-He wants a clock boss.
Some of the women took classes from the visiting health workers.
Their natural instincts for survival techniques were enhanced with proper, basic care, and healthy techniques, cleanliness, child care. And basic first aid was taught and learned eagerly.
-Why is he outside?
-He has a fever, maybe turbolo.
-Then we need to keep him cool not buried under blankets in the sun.
-Not sweat it out of him?
Latrines and dry toilets were built and dug, away from dwellings, away from water.
Grazed knees were treated with soap and water and a tube of germaline, a small thing but a very important one.
And schools were filled with a few basic things, blackboards instead of sticks in the sand.
Tables to sit at, books to be read and pencils to write with. And teachers to teach, local and from abroad, and methods were swapped and lessons learnt, and pupils came every day, gladly.
But the chief felt his power weaken. His people were getting stronger and more knowledgeable and worst of all they were organizing and demanding things, things to change.
Thud, thud, the sound of running feet. Skuffle, thud.
The watchmen were disabled; the men went into the Muzungu’s huts.
One guy reached for a machete.
A cool guy sat on the corner of a wonky table and pointed a pistol at him.
-My friend I wouldn’t if I were you.

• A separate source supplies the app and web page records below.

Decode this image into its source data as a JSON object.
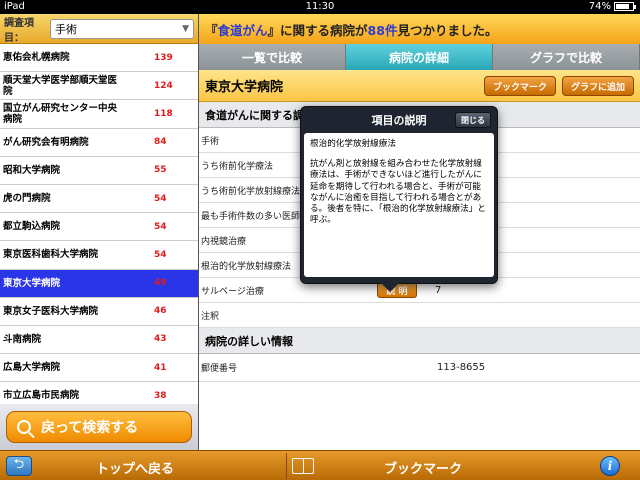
{
  "status": {
    "carrier": "iPad",
    "time": "11:30",
    "battery": "74%"
  },
  "search": {
    "label": "調査項目：",
    "selected": "手術"
  },
  "hospital_list": [
    {
      "name": "恵佑会札幌病院",
      "count": "139"
    },
    {
      "name": "順天堂大学医学部順天堂医院",
      "count": "124"
    },
    {
      "name": "国立がん研究センター中央病院",
      "count": "118"
    },
    {
      "name": "がん研究会有明病院",
      "count": "84"
    },
    {
      "name": "昭和大学病院",
      "count": "55"
    },
    {
      "name": "虎の門病院",
      "count": "54"
    },
    {
      "name": "都立駒込病院",
      "count": "54"
    },
    {
      "name": "東京医科歯科大学病院",
      "count": "54"
    },
    {
      "name": "東京大学病院",
      "count": "49"
    },
    {
      "name": "東京女子医科大学病院",
      "count": "46"
    },
    {
      "name": "斗南病院",
      "count": "43"
    },
    {
      "name": "広島大学病院",
      "count": "41"
    },
    {
      "name": "市立広島市民病院",
      "count": "38"
    }
  ],
  "back_search_label": "戻って検索する",
  "banner": {
    "prefix": "『",
    "keyword": "食道がん",
    "mid": "』に関する病院が ",
    "count": "88件",
    "suffix": " 見つかりました。"
  },
  "tabs": [
    "一覧で比較",
    "病院の詳細",
    "グラフで比較"
  ],
  "hospital": {
    "name": "東京大学病院",
    "bookmark_label": "ブックマーク",
    "add_graph_label": "グラフに追加"
  },
  "section1_title": "食道がんに関する調査結果",
  "detail_rows": [
    {
      "key": "手術",
      "value": ""
    },
    {
      "key": "うち術前化学療法",
      "value": ""
    },
    {
      "key": "うち術前化学放射線療法",
      "value": ""
    },
    {
      "key": "最も手術件数の多い医師",
      "value": ""
    },
    {
      "key": "内視鏡治療",
      "value": ""
    },
    {
      "key": "根治的化学放射線療法",
      "value": "33"
    },
    {
      "key": "サルベージ治療",
      "value": "7"
    },
    {
      "key": "注釈",
      "value": ""
    }
  ],
  "explain_label": "説 明",
  "section2_title": "病院の詳しい情報",
  "postal": {
    "key": "郵便番号",
    "value": "113-8655"
  },
  "popover": {
    "title": "項目の説明",
    "close_label": "閉じる",
    "term": "根治的化学放射線療法",
    "desc": "抗がん剤と放射線を組み合わせた化学放射線療法は、手術ができないほど進行したがんに延命を期待して行われる場合と、手術が可能ながんに治癒を目指して行われる場合とがある。後者を特に、「根治的化学放射線療法」と呼ぶ。"
  },
  "bottom": {
    "top_label": "トップへ戻る",
    "bookmark_label": "ブックマーク",
    "info_label": "i"
  }
}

The men were tied up and restrained with machetes or rifles at their temples or throats. The women pleaded and were pepper sprayed. The men, about ten in all, ransacked the place. Packing everything of value into sacks and bags. Satisfied, the cool guy took a look around.
-You will stay here and not move, we have scouts posted nearby and if someone comes out or tries to raise the alarm we will be back.
He turns, sheaths his knife and walks calmly out. After a few hours some people got free and gingerly went to help the wounded, but luckily still alive, watchmen. They sent a runner to the chief so he could contact the army road block a few kilometers away. But no one came.
It was morning when the police and the chief and villagers descended on Maya. There was chaos and the watchmen told tall tales of their heroics. The police took statements of such but it all seemed to fade away as the sun came down and the people drifted off.
In Chinchete market a shout went up.
A man was trying to sell an expensive camera.
-He is a thief, a thief from Maya.
People pushed him and punched him. He was grabbed and he pleaded, and named others, denying his involvement. Then the crowd got angrier and started beating him with their fists; as he went down they kicked him and then threw rocks on him, until the life went out of him.
The guns went off as people ran from their plots into their huts. Three men were running and firing backwards. The Police advanced. Eventually behind a hut a policeman shot one man through the head. Another was injured in the leg in the dunes near the lakeside. The third man ran out of bullets and surrendered and was kicked and slapped back to the station but protected by the Police chief; he was the son of the chief.
Nick Gerrard is originally from Birmingham but now living in Olomouc where he writes, proof-reads and edits, and in between looking after his son Joe, edits and designs Jotters United Lit-zine. Nick has been at one time or another a Chef, activist, union organiser, punk rocker, teacher, traveller and Eco-lodge owner in Malawi and Czech. Short stories, flash and poetry have appeared in various magazines in print and online including Etherbooks, Roadside fiction, The Siren, Minor Literature and Bluehour magazine. Nick has three books published available on Amazon. His latest Punk Novelette is all about a group of friends growing up with punk in 70s in the UK and the effect the movement had on their lives.